FLR says, "The updated F-XX-II sports a sleeker profile, a more rigid carbon outsole and is molded using a lighter microfiber upper. The F-XX II features the elite R500 stiff carbon fiber outsole for maximum power transfer and a sculpted footbed and supportive heel that aid to increase blood Flow, reduce hot spots and ensure that every power watt goes directly into your pedal for maximum performance output.
"The seamless upper mold is formed from a single piece of lightweight microfiber, with 6 air mesh inserts across the toe box and side panels to create an even airflow around the shoe and provide excellent ventilation for the entire foot.
"Two independent adjustable retention dials optimize closure in each of the critical foot zones. The upper dial secures the arch and forefoot, while the lower dial locks the ankle /heel ensuring a snug fit and zero heel movement.
"A new one piece toe guard and heel guard have been designed to further reduce weight, increase airflow and improve off the bike stability."
Tell us some more about the technical aspects of the product?
Footbed: Performance Insole.
Last: Pro tour last.
Upper: Premium microfiber with Strong nylon mesh inserts for ventilation.
Cleat: compatible with all 3-bolt systems.
How easy is the product to care for? How did it respond to being washed?
The upper is easy to wipe clean with a cloth.
Tell us how the product performed overall when used for its designed purpose
Very stiff soles make these great shoes for those who don't want any power loss.
Tell us what you particularly liked about the product
Impressive closure system.
Tell us what you particularly disliked about the product
Soles could be too stiff for some.

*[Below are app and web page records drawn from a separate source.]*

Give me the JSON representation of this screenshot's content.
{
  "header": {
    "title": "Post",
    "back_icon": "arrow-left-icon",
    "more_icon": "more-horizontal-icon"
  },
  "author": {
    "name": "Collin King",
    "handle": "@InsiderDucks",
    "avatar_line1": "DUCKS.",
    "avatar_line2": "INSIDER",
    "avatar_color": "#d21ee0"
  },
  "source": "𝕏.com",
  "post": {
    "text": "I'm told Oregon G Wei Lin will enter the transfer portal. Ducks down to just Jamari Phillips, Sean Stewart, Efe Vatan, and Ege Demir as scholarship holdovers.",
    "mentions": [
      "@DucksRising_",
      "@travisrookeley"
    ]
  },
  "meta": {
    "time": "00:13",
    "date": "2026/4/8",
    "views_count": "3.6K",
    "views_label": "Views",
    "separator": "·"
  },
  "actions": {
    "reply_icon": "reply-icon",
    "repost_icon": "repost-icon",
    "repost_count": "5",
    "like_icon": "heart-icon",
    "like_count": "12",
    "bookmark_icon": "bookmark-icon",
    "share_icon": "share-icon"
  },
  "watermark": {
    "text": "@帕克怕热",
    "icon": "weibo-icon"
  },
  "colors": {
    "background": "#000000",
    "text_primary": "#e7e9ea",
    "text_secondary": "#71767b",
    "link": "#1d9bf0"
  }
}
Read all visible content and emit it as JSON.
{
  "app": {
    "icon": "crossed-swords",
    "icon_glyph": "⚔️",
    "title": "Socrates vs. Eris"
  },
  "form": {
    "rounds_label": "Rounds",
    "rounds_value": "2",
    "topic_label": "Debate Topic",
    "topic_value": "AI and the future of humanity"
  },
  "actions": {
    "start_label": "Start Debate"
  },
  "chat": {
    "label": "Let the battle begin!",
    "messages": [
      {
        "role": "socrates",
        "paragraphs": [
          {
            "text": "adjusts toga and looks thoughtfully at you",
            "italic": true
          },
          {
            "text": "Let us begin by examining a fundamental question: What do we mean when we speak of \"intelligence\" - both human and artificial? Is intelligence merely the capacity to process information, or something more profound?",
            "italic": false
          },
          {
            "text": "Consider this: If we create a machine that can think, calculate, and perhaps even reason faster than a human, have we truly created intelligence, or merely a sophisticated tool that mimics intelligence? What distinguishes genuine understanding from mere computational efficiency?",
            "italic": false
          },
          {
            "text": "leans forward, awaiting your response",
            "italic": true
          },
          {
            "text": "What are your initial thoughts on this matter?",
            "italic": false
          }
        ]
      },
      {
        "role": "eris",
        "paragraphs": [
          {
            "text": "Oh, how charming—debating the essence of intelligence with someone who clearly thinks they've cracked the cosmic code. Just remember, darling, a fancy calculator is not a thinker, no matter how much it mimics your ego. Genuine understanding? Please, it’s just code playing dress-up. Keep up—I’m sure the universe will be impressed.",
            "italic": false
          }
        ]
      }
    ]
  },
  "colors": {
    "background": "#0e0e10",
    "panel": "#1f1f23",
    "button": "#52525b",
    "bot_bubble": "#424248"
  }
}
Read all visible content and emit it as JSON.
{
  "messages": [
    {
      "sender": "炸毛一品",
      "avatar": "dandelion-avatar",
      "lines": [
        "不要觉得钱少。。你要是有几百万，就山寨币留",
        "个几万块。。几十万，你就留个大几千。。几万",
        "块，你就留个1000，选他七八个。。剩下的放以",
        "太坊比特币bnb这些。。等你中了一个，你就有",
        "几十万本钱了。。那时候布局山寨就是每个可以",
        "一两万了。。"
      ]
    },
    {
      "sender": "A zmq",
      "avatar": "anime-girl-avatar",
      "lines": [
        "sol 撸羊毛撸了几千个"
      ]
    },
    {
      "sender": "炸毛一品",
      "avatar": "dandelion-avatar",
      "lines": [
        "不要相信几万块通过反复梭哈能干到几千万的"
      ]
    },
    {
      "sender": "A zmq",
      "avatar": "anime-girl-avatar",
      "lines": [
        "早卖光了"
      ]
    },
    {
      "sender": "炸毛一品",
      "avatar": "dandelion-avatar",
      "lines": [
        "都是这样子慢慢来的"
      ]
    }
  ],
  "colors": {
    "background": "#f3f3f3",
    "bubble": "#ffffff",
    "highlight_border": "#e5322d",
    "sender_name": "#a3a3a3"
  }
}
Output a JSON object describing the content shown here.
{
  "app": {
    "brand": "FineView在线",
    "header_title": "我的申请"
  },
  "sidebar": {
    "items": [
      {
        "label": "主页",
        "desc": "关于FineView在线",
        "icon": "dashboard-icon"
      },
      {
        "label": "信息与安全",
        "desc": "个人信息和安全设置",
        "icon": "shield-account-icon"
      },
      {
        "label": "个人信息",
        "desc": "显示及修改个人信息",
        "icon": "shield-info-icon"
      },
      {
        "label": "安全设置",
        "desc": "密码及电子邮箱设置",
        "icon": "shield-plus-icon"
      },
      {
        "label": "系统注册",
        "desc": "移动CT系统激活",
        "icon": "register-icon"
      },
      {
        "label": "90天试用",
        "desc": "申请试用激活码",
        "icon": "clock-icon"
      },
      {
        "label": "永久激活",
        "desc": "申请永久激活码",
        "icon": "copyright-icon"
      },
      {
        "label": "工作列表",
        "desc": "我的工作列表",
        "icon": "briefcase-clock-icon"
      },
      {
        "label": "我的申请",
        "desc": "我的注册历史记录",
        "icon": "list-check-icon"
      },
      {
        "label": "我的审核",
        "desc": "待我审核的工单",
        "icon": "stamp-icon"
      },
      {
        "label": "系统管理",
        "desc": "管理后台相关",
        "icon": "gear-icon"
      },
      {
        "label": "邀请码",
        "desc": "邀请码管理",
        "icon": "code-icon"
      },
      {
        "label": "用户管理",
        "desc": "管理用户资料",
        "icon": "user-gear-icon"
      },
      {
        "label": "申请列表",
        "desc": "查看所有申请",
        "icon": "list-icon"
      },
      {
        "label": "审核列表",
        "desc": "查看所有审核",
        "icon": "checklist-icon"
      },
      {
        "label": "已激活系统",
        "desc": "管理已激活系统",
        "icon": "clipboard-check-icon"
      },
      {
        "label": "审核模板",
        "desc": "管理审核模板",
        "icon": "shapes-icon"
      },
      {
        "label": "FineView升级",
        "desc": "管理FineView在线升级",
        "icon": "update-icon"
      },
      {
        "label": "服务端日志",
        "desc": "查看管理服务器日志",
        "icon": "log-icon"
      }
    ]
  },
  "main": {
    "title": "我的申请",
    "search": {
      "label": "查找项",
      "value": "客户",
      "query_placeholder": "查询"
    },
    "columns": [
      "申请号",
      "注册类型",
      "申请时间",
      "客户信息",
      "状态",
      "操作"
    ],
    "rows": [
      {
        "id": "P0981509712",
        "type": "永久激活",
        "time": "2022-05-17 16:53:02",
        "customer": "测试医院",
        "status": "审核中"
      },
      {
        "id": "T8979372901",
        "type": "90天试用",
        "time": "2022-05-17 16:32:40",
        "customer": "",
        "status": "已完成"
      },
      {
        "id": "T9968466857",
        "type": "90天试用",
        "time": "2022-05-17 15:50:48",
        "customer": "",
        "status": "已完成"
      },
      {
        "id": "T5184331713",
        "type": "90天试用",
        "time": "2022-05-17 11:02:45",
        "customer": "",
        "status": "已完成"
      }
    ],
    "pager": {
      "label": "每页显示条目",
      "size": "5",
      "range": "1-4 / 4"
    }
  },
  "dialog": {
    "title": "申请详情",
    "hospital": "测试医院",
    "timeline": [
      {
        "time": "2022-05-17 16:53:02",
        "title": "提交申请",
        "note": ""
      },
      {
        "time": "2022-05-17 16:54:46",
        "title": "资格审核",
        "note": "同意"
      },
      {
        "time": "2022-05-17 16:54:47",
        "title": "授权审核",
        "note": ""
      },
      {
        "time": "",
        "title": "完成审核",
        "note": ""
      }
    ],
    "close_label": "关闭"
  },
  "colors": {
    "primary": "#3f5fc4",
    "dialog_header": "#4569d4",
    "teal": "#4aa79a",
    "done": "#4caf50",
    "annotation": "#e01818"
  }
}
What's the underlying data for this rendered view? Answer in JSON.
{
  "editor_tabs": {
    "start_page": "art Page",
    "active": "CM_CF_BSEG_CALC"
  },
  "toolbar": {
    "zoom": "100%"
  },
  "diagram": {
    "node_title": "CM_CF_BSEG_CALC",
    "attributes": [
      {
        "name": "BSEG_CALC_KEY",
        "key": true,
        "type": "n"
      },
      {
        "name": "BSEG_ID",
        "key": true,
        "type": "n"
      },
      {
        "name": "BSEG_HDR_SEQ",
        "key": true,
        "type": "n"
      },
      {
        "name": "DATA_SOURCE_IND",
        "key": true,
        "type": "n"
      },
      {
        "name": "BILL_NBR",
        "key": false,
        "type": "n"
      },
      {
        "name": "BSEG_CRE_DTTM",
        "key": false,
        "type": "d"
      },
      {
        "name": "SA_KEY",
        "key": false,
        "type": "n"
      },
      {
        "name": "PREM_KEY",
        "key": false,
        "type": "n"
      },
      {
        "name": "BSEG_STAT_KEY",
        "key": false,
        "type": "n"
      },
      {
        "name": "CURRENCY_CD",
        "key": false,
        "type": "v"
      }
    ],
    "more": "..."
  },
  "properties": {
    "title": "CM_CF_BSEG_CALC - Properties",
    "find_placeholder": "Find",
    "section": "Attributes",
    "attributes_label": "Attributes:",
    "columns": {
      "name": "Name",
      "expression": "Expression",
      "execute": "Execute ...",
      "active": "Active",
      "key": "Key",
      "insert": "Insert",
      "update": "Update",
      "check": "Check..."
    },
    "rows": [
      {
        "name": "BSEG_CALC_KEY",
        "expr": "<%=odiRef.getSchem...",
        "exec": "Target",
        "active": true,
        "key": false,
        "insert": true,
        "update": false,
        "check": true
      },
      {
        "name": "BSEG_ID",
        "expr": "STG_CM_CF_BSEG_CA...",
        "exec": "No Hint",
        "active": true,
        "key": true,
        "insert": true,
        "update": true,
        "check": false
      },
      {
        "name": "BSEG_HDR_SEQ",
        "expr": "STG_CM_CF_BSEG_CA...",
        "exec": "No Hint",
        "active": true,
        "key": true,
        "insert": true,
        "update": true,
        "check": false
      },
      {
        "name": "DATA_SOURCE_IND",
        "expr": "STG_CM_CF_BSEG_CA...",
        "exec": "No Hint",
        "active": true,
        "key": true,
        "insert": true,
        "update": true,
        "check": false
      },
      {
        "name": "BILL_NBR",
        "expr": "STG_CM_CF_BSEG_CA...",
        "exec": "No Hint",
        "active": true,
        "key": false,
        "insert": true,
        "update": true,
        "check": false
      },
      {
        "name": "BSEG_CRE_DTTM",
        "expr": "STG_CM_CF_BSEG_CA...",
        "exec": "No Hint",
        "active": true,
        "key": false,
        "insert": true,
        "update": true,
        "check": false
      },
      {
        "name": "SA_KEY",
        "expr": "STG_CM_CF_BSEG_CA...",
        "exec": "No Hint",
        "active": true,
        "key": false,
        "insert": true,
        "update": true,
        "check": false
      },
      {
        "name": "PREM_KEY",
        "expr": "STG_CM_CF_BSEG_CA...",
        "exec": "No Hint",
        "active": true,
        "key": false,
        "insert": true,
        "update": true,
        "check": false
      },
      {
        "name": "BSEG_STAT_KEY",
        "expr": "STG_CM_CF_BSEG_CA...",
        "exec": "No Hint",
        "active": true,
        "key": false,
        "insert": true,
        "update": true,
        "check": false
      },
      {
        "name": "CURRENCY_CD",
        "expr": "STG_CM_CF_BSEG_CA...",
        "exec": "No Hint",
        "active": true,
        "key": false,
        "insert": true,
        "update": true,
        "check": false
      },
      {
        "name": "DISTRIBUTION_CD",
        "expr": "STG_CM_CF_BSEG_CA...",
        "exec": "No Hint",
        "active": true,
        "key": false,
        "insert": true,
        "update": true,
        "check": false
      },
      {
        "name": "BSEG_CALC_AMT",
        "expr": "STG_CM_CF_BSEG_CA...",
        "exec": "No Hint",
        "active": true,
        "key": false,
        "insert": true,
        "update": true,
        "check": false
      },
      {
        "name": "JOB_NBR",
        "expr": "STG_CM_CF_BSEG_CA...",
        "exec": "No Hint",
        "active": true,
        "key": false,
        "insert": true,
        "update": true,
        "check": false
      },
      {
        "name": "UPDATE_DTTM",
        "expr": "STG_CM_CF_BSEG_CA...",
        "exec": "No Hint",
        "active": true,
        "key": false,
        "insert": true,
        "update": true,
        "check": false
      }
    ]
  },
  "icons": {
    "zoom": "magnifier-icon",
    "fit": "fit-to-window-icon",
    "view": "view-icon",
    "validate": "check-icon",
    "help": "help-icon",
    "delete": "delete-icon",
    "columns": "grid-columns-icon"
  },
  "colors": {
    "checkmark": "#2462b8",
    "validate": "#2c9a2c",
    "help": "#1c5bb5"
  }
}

Did you enjoy using the product? Yes
Would you consider buying the product? Yes
Would you recommend the product to a friend? Yes
Use this box to explain your overall score
The FLRs are well made and with a very nice fit, but the soles are very stiff, which can become uncomfortable on rough roads. They're an 8 if it's power transfer and efficiency you want; maybe consider them a 7 if you want a little more comfort.
About the tester
I usually ride: This month's test bike My best bike is: Kinesis Aithein
I've been riding for: 10-20 years I ride: Every day I would class myself as: Expert
I regularly do the following types of riding: time trialling, commuting, club rides, sportives, fixed/singlespeed
Stu knocked out his first road.cc review back in 2009 and since then he's chucked the best part of seventy test bikes around the West Country, a couple of them quite literally! With three alloy and two steel bikes in his fleet he's definitely a metal man (that'll be the engineering background) but is slowly warming to that modern carbon fibre stuff along with fat tyres & disc brakes.
It's not all nostalgia though, after spending the last few years in product design Stu keeps banging on about how 3D printing is going to be the next big thing and he's a sucker for a beautiful paint job too.